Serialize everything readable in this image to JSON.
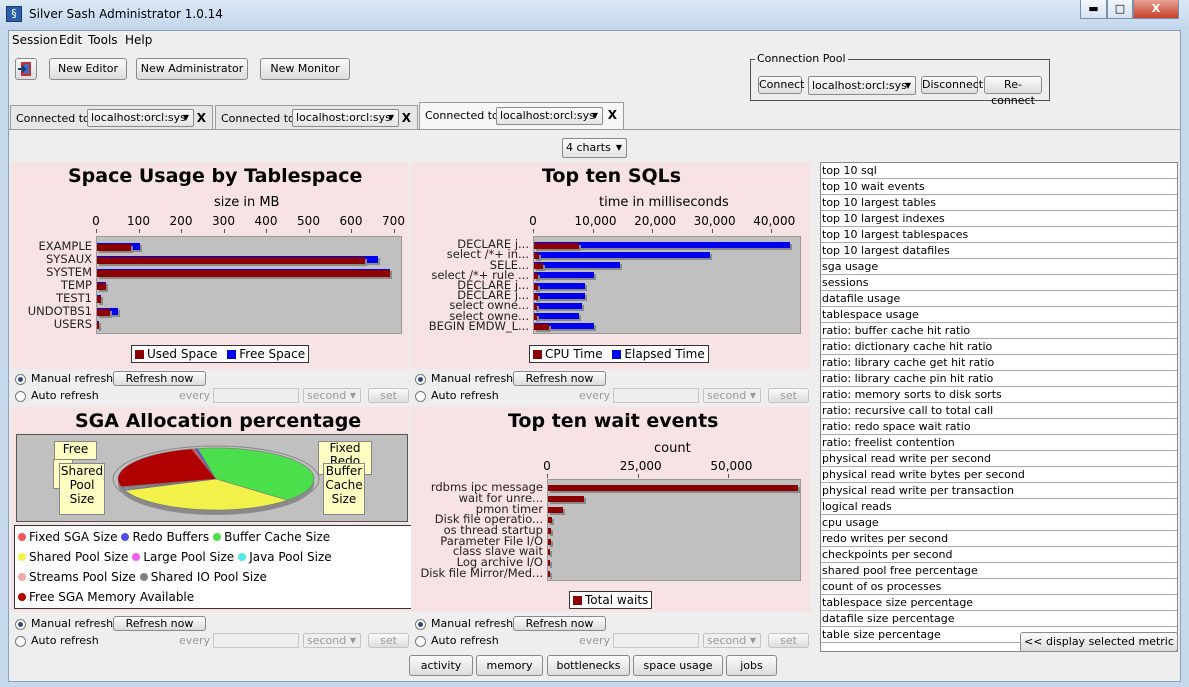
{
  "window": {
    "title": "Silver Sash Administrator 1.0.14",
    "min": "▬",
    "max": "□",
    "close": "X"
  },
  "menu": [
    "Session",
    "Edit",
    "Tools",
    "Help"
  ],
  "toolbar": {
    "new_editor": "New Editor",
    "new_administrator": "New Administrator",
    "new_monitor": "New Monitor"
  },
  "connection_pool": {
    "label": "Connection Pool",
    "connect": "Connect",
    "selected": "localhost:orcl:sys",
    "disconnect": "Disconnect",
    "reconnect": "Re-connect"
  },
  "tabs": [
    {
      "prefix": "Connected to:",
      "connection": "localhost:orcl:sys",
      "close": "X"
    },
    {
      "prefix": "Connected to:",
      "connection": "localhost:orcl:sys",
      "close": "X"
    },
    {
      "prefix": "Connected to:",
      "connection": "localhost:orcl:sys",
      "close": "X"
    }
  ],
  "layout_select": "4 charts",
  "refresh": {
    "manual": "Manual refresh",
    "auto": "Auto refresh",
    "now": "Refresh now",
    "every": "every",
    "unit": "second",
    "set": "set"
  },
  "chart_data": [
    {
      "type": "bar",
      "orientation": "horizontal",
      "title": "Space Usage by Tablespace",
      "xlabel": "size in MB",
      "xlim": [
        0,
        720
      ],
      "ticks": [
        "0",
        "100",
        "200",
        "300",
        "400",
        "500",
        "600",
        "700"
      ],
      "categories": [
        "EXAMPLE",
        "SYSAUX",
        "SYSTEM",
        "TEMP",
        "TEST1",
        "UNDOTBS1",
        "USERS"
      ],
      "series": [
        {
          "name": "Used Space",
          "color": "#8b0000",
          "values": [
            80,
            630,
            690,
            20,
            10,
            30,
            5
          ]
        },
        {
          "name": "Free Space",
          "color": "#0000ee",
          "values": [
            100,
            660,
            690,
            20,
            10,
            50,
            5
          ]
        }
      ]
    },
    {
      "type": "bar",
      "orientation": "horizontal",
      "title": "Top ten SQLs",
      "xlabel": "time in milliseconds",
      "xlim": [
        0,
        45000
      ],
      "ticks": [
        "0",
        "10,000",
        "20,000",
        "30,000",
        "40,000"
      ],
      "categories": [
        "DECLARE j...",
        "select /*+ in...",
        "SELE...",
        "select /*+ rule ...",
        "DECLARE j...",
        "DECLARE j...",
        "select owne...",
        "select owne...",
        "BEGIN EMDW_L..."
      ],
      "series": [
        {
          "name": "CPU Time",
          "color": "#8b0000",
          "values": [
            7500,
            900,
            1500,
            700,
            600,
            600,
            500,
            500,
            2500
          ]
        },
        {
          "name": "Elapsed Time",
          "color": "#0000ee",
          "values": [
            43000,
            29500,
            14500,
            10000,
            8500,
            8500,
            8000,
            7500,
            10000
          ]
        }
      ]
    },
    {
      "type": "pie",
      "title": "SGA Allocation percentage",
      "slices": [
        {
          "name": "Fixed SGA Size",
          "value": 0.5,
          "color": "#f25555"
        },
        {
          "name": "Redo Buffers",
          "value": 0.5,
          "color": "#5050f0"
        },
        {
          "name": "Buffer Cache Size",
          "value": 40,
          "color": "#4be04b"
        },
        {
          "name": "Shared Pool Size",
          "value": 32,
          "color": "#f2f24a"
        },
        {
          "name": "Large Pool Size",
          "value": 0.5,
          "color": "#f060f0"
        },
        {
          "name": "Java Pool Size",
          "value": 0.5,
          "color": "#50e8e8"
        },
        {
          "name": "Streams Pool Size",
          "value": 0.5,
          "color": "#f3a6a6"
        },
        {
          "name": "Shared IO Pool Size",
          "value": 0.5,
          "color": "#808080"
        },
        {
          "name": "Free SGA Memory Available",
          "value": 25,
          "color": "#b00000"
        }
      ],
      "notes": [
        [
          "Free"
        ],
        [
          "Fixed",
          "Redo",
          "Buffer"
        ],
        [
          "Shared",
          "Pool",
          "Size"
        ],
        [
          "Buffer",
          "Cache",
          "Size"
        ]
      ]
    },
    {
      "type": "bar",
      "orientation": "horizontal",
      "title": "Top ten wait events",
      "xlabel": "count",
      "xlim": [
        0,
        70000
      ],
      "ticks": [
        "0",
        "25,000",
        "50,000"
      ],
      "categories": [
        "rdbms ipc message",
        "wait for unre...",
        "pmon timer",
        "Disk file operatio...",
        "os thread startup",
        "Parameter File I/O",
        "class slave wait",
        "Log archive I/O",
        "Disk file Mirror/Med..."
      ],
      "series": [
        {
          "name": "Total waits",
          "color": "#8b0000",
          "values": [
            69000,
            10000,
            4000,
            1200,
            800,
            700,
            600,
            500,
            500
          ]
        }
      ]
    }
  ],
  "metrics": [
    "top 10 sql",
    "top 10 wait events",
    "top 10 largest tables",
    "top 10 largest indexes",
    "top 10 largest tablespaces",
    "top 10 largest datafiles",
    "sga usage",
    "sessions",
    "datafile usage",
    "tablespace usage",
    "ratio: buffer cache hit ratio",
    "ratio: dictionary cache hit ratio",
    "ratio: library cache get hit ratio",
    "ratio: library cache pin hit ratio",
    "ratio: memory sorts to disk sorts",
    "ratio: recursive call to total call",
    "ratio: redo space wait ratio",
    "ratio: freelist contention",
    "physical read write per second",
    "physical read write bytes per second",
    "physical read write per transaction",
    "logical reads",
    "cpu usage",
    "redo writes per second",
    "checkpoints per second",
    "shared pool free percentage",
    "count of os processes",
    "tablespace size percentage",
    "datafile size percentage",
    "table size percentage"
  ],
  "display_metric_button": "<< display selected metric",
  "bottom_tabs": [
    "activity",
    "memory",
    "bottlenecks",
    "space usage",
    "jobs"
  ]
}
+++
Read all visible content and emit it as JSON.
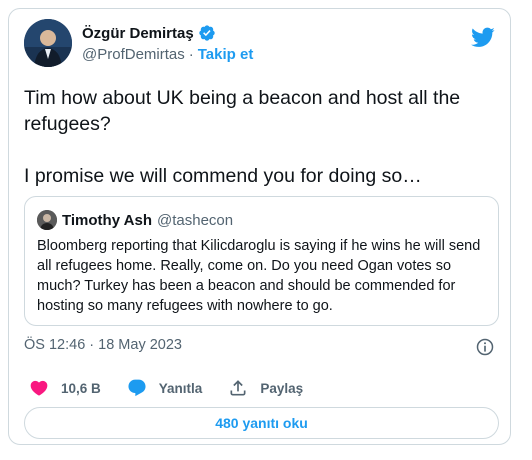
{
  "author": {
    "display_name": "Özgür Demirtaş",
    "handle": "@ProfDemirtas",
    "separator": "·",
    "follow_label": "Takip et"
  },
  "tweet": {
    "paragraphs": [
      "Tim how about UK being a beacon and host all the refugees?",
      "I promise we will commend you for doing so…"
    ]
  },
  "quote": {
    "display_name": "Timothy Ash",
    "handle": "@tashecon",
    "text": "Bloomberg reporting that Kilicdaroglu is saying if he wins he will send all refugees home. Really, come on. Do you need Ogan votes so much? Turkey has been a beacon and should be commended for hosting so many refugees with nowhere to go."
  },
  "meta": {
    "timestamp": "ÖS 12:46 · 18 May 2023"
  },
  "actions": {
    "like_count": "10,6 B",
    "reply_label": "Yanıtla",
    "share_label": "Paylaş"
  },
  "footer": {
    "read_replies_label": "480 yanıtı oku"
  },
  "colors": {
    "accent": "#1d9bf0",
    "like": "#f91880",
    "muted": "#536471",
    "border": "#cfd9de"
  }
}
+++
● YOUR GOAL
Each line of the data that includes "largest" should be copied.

● RESULT OF THE EXERCISE
    "top 10 largest tables",
    "top 10 largest indexes",
    "top 10 largest tablespaces",
    "top 10 largest datafiles",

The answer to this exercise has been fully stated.